Investigation and configuration of the Sitecore Caches is broken down into multiple tasks. This way each task is more focused and simplified. The focus is on configuration and tuning of the Sitecore Database Caches (prefetch, data, and item caches.)
For configuration of the output rendering caching properties, the customer should be made aware of both the Sitecore Cache Configuration Reference and the Sitecore Presentation Component Reference as to how properly enable and the properties to expire these caches.
It sounds like your application follows Sitecore best practices, but I leave this note in for anyone that might find this answer. Use Sitecore’s built-in Debug mode to identify the slowest running controls and sublayouts. Additionally, if you have Analytics set up there is a “Slow Pages” report that might give you some information on where your application is slowing down.
Those things being said, if you’re prepared to provision additional servers and set up a load-balanced environment then read on.
Separate Content Delivery and Content Management
To me the first logical step before load-balancing content delivery servers is to separate the content management from the equation. This is pretty easy and the Scaling Guide walks you through getting the HistoryEngine set up to keep those Lucene indexes up to date.
Set up Load Balancer with 2 or more Content Delivery servers
Once you’ve done the first step this can be as easy as cloning your content delivery server and adding it to your load balancer “pool”. There are a couple of things to consider here like: Does your web application allow users to log in? So you’ll need to worry about sticky sessions or machine keys. Does your web application use file media instead of blob media? I haven’t had to deal with this, but I understand that’s another consideration.
Scale your SQL solution
I’ve seen applications with up to four load balanced content delivery servers and the SQL Server did not have a problem – I think this will be unique to each case depending on a lot of factors: horsepower and tuning of SQL Server, content model of your application, complexity of your queries, caching configuration on content delivery servers, etc. Again, the Scaling Guide covers SQL Mirroring and Failover, so that is going to be your first stop on getting that going.

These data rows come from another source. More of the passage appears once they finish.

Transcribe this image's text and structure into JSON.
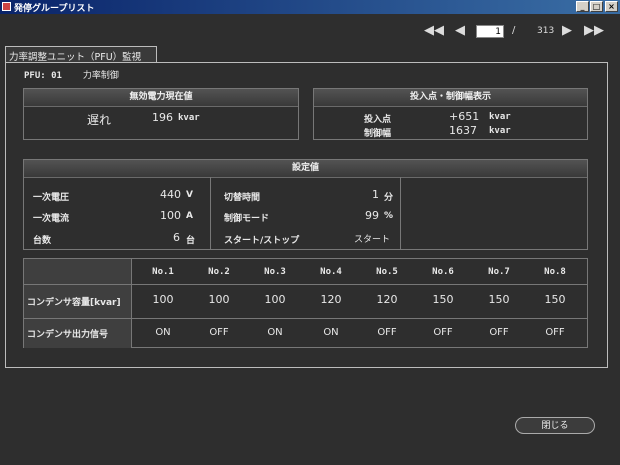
{
  "window": {
    "title": "発停グループリスト",
    "minimize": "_",
    "maximize": "□",
    "close": "×"
  },
  "pager": {
    "current": "1",
    "separator": "/",
    "total": "313"
  },
  "tab": {
    "label": "力率調整ユニット（PFU）監視"
  },
  "pfu": {
    "label": "PFU: 01",
    "name": "力率制御"
  },
  "reactive": {
    "header": "無効電力現在値",
    "status": "遅れ",
    "value": "196",
    "unit": "kvar"
  },
  "input_point": {
    "header": "投入点・制御幅表示",
    "rows": [
      {
        "label": "投入点",
        "value": "+651",
        "unit": "kvar"
      },
      {
        "label": "制御幅",
        "value": "1637",
        "unit": "kvar"
      }
    ]
  },
  "settings": {
    "header": "設定値",
    "left": [
      {
        "label": "一次電圧",
        "value": "440",
        "unit": "V"
      },
      {
        "label": "一次電流",
        "value": "100",
        "unit": "A"
      },
      {
        "label": "台数",
        "value": "6",
        "unit": "台"
      }
    ],
    "middle": [
      {
        "label": "切替時間",
        "value": "1",
        "unit": "分"
      },
      {
        "label": "制御モード",
        "value": "99",
        "unit": "%"
      },
      {
        "label": "スタート/ストップ",
        "value": "スタート",
        "unit": ""
      }
    ]
  },
  "condenser": {
    "columns": [
      "No.1",
      "No.2",
      "No.3",
      "No.4",
      "No.5",
      "No.6",
      "No.7",
      "No.8"
    ],
    "capacity_label": "コンデンサ容量[kvar]",
    "capacity": [
      "100",
      "100",
      "100",
      "120",
      "120",
      "150",
      "150",
      "150"
    ],
    "signal_label": "コンデンサ出力信号",
    "signal": [
      "ON",
      "OFF",
      "ON",
      "ON",
      "OFF",
      "OFF",
      "OFF",
      "OFF"
    ]
  },
  "close_button": "閉じる",
  "colors": {
    "background": "#2e2e2e",
    "titlebar": "#0a246a",
    "border": "#bcbcbc"
  }
}
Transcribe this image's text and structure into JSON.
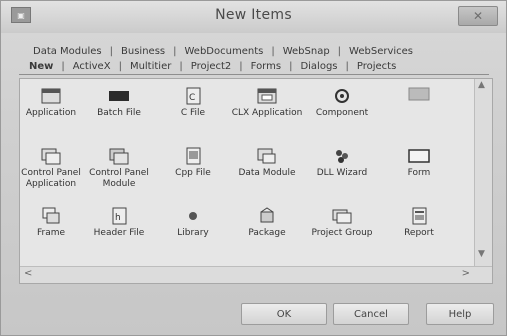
{
  "window": {
    "title": "New Items"
  },
  "tabs_top": [
    "Data Modules",
    "Business",
    "WebDocuments",
    "WebSnap",
    "WebServices"
  ],
  "tabs_bottom": [
    {
      "label": "New",
      "active": true
    },
    {
      "label": "ActiveX"
    },
    {
      "label": "Multitier"
    },
    {
      "label": "Project2"
    },
    {
      "label": "Forms"
    },
    {
      "label": "Dialogs"
    },
    {
      "label": "Projects"
    }
  ],
  "items": [
    {
      "label": "Application",
      "icon": "application-icon"
    },
    {
      "label": "Batch File",
      "icon": "batch-file-icon"
    },
    {
      "label": "C File",
      "icon": "c-file-icon"
    },
    {
      "label": "CLX Application",
      "icon": "clx-application-icon"
    },
    {
      "label": "Component",
      "icon": "component-icon"
    },
    {
      "label": "",
      "icon": "console-application-icon"
    },
    {
      "label": "Control Panel Application",
      "icon": "control-panel-application-icon"
    },
    {
      "label": "Control Panel Module",
      "icon": "control-panel-module-icon"
    },
    {
      "label": "Cpp File",
      "icon": "cpp-file-icon"
    },
    {
      "label": "Data Module",
      "icon": "data-module-icon"
    },
    {
      "label": "DLL Wizard",
      "icon": "dll-wizard-icon"
    },
    {
      "label": "Form",
      "icon": "form-icon"
    },
    {
      "label": "Frame",
      "icon": "frame-icon"
    },
    {
      "label": "Header File",
      "icon": "header-file-icon"
    },
    {
      "label": "Library",
      "icon": "library-icon"
    },
    {
      "label": "Package",
      "icon": "package-icon"
    },
    {
      "label": "Project Group",
      "icon": "project-group-icon"
    },
    {
      "label": "Report",
      "icon": "report-icon"
    }
  ],
  "buttons": {
    "ok": "OK",
    "cancel": "Cancel",
    "help": "Help"
  }
}
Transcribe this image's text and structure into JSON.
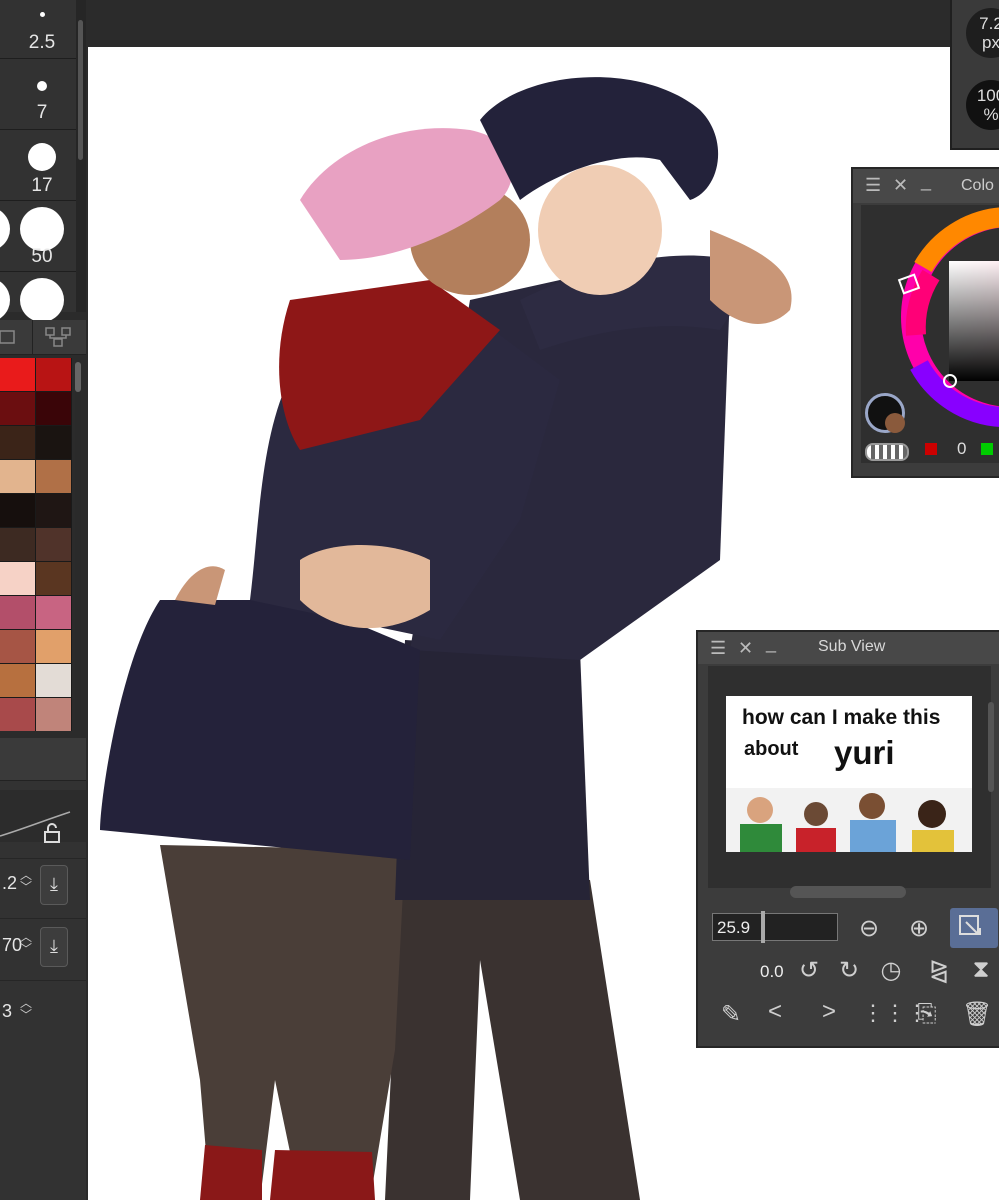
{
  "brush_sizes": [
    "2.5",
    "7",
    "17",
    "50"
  ],
  "palette": {
    "colors": [
      "#e91b1b",
      "#b81414",
      "#6b0e10",
      "#3a0508",
      "#3b2418",
      "#1a1411",
      "#e2b48e",
      "#b07047",
      "#160f0d",
      "#1f1614",
      "#3d2a22",
      "#50332a",
      "#f6d2c6",
      "#5a3621",
      "#b34f6a",
      "#c86482",
      "#a65545",
      "#e1a06a",
      "#b7703f",
      "#e3dcd6",
      "#a84a4b",
      "#c0847a"
    ]
  },
  "properties": [
    {
      "value": ".2",
      "download_icon": "download-icon"
    },
    {
      "value": "70",
      "download_icon": "download-icon"
    },
    {
      "value": "3"
    }
  ],
  "top_right_panel": {
    "size_value": "7.2",
    "size_unit": "px",
    "opacity_value": "100",
    "opacity_unit": "%"
  },
  "color_panel": {
    "title": "Colo",
    "value": "0",
    "main_color": "#111111",
    "sub_color": "#8a5a3c"
  },
  "sub_view": {
    "title": "Sub View",
    "reference_image": {
      "line1": "how can I make this",
      "line2": "about",
      "line3": "yuri"
    },
    "zoom": "25.9",
    "angle": "0.0"
  }
}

These options are really just the starting point for getting this set up. There are a number of great resources out there, check out John West’s blog posts on this topic and you’ll find a wealth of information.